__Records from a collection__:
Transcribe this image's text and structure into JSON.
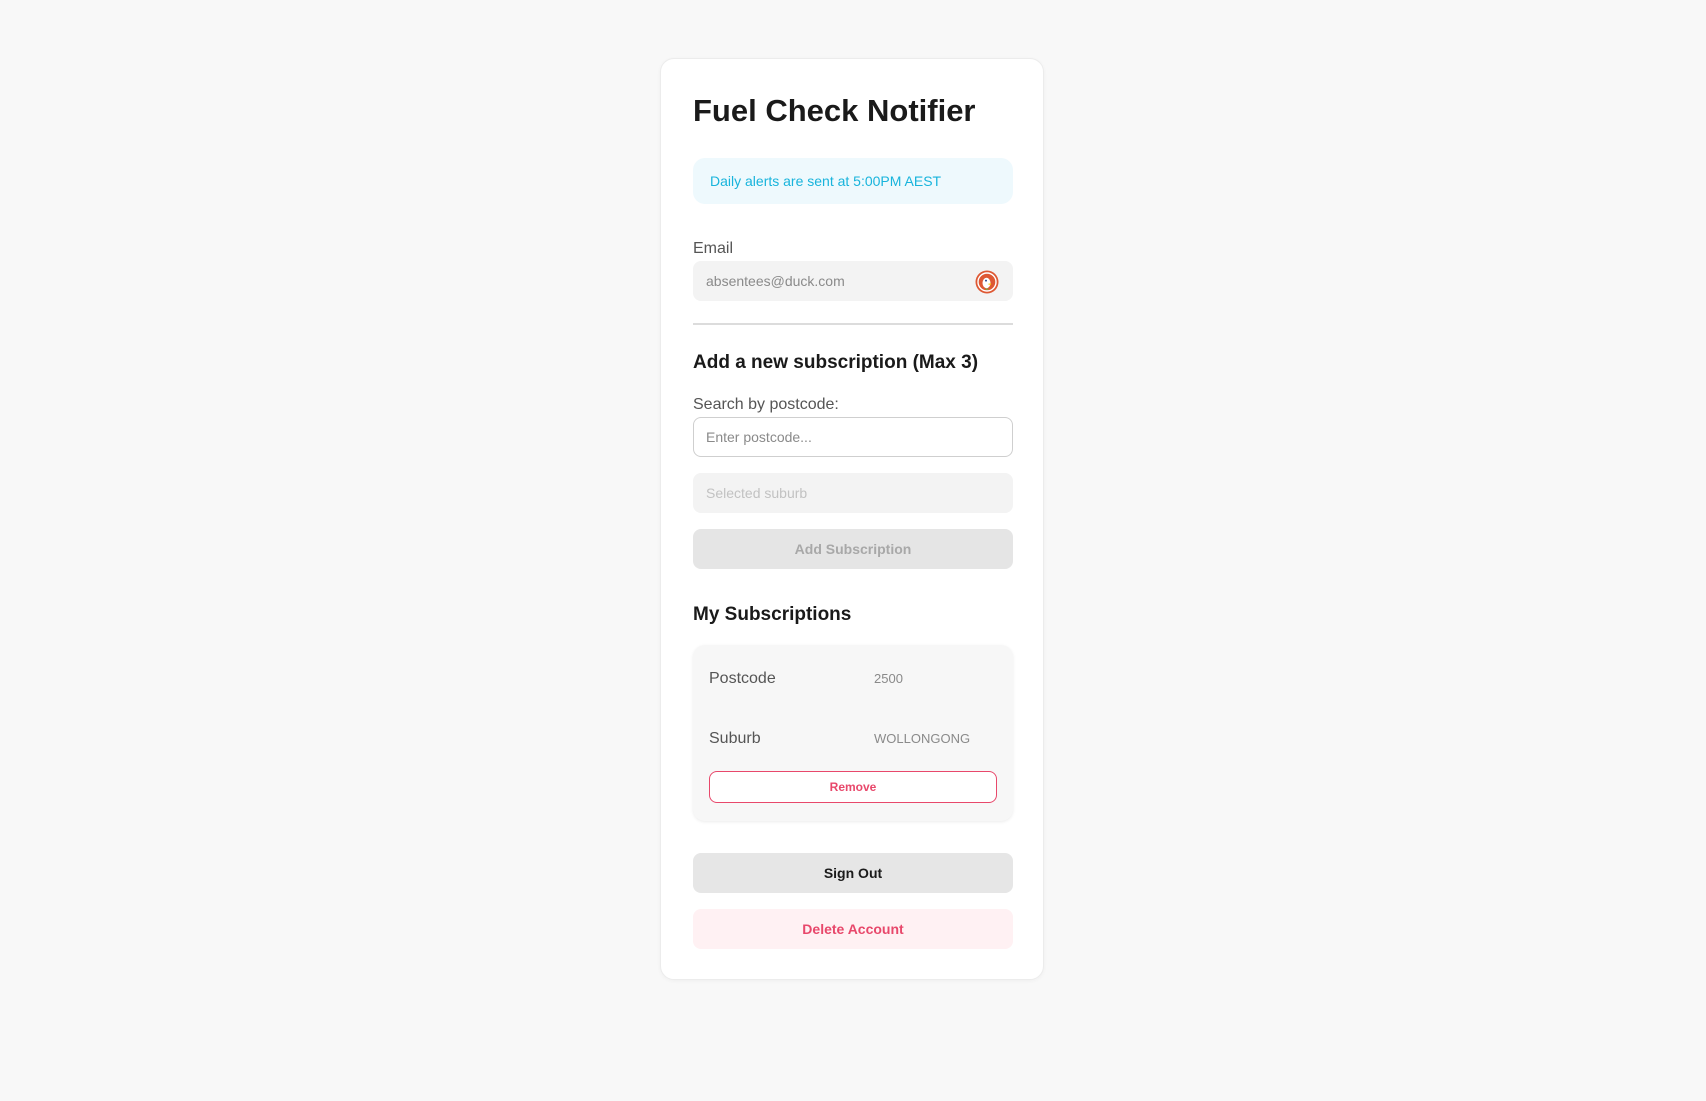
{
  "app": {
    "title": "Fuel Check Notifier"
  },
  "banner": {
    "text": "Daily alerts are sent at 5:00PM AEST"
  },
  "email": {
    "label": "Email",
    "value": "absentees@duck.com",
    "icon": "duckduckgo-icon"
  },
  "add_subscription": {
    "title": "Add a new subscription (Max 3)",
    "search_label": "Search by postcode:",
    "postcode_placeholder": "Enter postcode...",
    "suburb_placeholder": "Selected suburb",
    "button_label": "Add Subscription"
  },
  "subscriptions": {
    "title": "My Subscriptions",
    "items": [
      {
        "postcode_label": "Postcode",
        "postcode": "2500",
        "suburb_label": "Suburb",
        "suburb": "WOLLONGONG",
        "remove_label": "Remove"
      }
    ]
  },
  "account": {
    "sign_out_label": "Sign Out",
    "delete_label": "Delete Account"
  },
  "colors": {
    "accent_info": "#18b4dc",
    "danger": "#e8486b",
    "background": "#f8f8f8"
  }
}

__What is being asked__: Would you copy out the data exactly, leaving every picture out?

__Output__:
Transcribe this image's text and structure into JSON.
{
  "app": {
    "title": "Fuel Check Notifier"
  },
  "banner": {
    "text": "Daily alerts are sent at 5:00PM AEST"
  },
  "email": {
    "label": "Email",
    "value": "absentees@duck.com",
    "icon": "duckduckgo-icon"
  },
  "add_subscription": {
    "title": "Add a new subscription (Max 3)",
    "search_label": "Search by postcode:",
    "postcode_placeholder": "Enter postcode...",
    "suburb_placeholder": "Selected suburb",
    "button_label": "Add Subscription"
  },
  "subscriptions": {
    "title": "My Subscriptions",
    "items": [
      {
        "postcode_label": "Postcode",
        "postcode": "2500",
        "suburb_label": "Suburb",
        "suburb": "WOLLONGONG",
        "remove_label": "Remove"
      }
    ]
  },
  "account": {
    "sign_out_label": "Sign Out",
    "delete_label": "Delete Account"
  },
  "colors": {
    "accent_info": "#18b4dc",
    "danger": "#e8486b",
    "background": "#f8f8f8"
  }
}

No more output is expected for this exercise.